The man charged with killing 77 people in a Norway bombing and shooting spree admitted to the massacre Monday, but claimed it was done in self-defense over his war on "multiculturism."
Before addressing the court, a defiant Anders Behring Breivik, 33, put his right fist on his chest and extended it in a salute.
"I don't recognize Norwegian courts because you get your mandate from the Norwegian political parties who support multiculturalism," Breivik said -- his first comments to the court.
"I admit to the acts, but not criminal guilt," he later added.
Breivik is on trial for the July 22, 2011 killing of eight people in a bombing in Oslo's government district and 69 others, mostly teens, who died in a subsequent shooting massacre at the Labor Party's youth camp on Utoya Island.
The attack challenged current thinking on terrorism in Europe, as photos of a blond hair, blue-eyed Breivik surfaced. His conservative, anti-Muslim beliefs were revealed in a video manifesto and other posts online.

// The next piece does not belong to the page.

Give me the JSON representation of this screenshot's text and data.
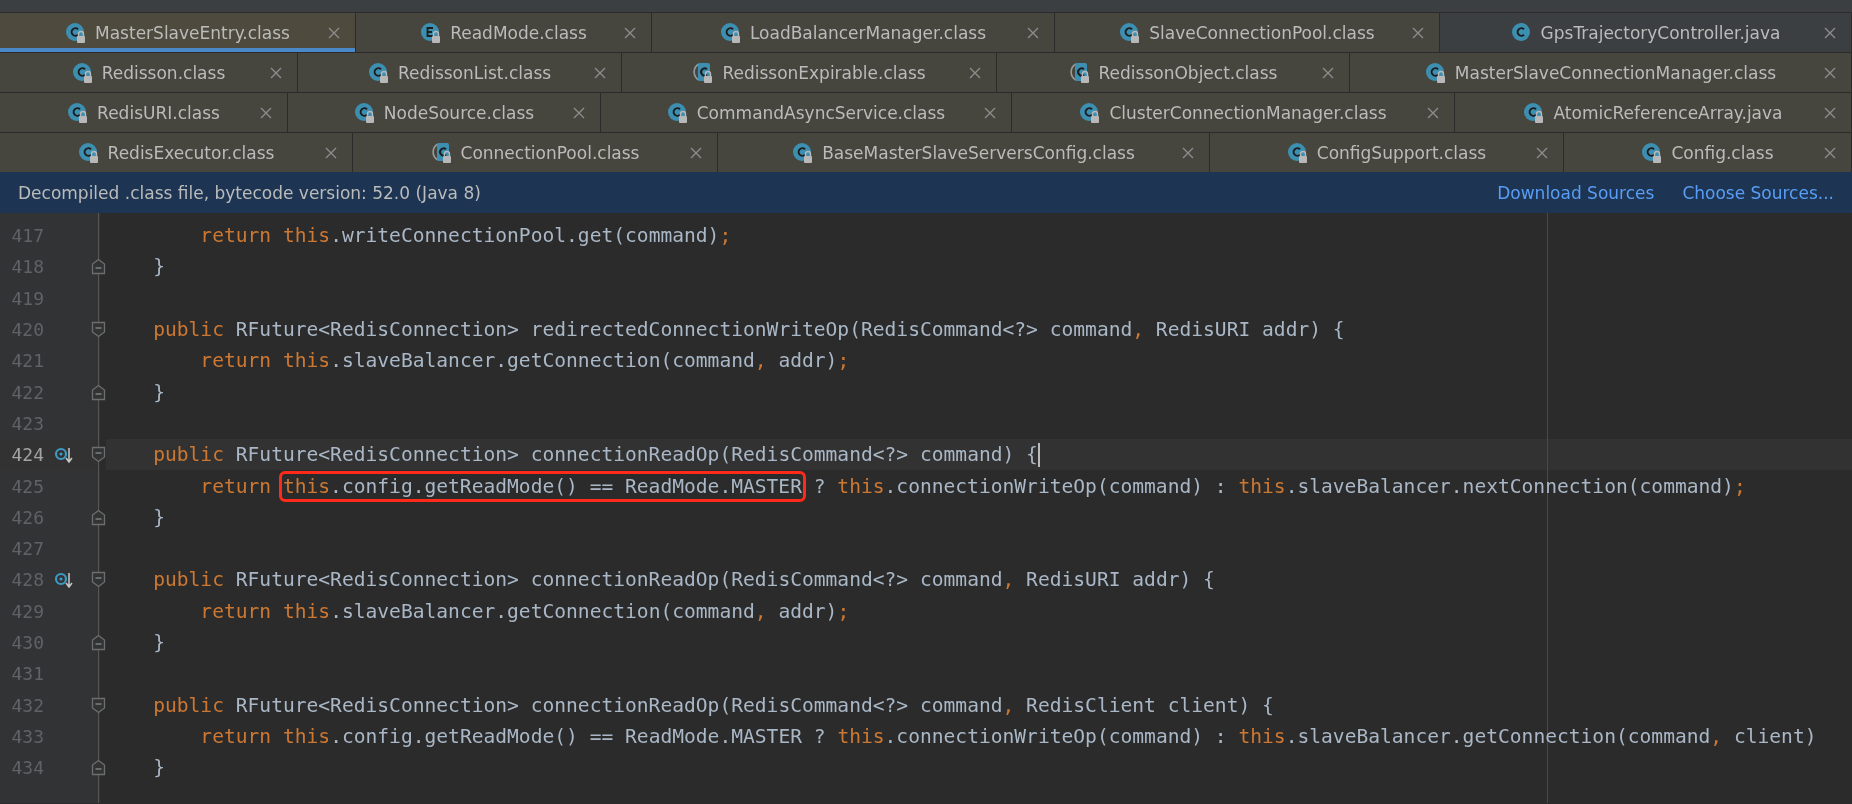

Breivik claims he was fighting a Muslim invasion in Europe and defending himself against a left-leaning government that was embracing Islam.

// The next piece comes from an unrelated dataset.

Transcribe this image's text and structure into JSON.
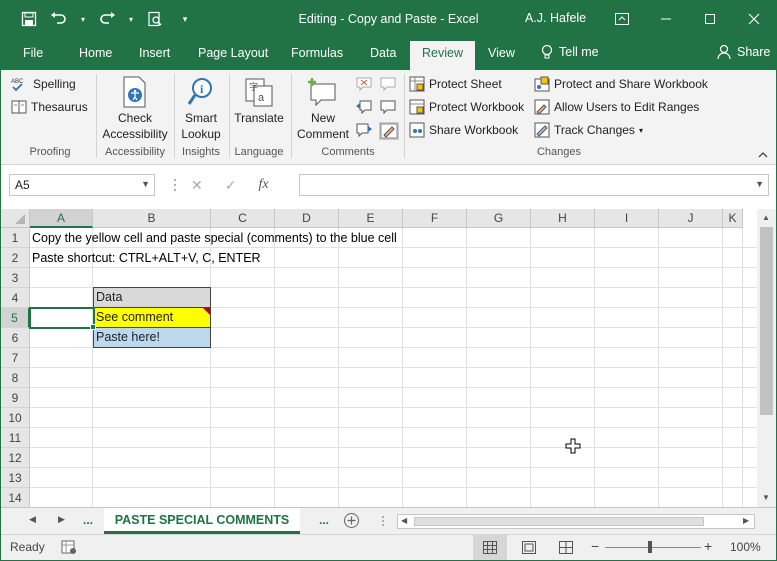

The 10-week trial is expected to analyze Breivik's mental health and decide whether he should be imprisoned or given psychiatric help.
Breivik will call right-wing extremists and radical Islamists to testify during the trial to show that there are others who share his view of clashing civilizations.